#### [Required action]
What follows is a set of records; repeat all of them exactly.

#### [Records for processing]
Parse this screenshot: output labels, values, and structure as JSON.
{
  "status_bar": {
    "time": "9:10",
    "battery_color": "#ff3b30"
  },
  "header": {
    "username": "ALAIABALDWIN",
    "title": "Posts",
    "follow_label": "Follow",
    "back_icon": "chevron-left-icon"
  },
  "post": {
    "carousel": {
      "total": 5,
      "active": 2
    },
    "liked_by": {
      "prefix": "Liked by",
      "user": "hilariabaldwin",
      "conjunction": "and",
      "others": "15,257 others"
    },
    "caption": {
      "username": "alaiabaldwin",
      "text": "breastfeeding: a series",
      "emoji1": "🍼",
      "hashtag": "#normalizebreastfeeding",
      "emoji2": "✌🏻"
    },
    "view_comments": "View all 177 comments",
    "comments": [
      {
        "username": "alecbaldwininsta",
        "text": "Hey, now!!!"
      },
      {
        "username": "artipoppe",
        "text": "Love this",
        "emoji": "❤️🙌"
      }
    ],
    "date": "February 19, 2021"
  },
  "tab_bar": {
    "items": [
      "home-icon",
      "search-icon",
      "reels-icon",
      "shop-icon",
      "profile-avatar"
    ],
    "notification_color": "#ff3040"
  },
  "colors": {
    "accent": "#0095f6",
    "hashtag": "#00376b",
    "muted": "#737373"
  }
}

#### [Result for this exercise]
Parse this screenshot: output labels, values, and structure as JSON.
{
  "status_bar": {
    "time": "9:10",
    "battery_color": "#ff3b30"
  },
  "header": {
    "username": "ALAIABALDWIN",
    "title": "Posts",
    "follow_label": "Follow",
    "back_icon": "chevron-left-icon"
  },
  "post": {
    "carousel": {
      "total": 5,
      "active": 2
    },
    "liked_by": {
      "prefix": "Liked by",
      "user": "hilariabaldwin",
      "conjunction": "and",
      "others": "15,257 others"
    },
    "caption": {
      "username": "alaiabaldwin",
      "text": "breastfeeding: a series",
      "emoji1": "🍼",
      "hashtag": "#normalizebreastfeeding",
      "emoji2": "✌🏻"
    },
    "view_comments": "View all 177 comments",
    "comments": [
      {
        "username": "alecbaldwininsta",
        "text": "Hey, now!!!"
      },
      {
        "username": "artipoppe",
        "text": "Love this",
        "emoji": "❤️🙌"
      }
    ],
    "date": "February 19, 2021"
  },
  "tab_bar": {
    "items": [
      "home-icon",
      "search-icon",
      "reels-icon",
      "shop-icon",
      "profile-avatar"
    ],
    "notification_color": "#ff3040"
  },
  "colors": {
    "accent": "#0095f6",
    "hashtag": "#00376b",
    "muted": "#737373"
  }
}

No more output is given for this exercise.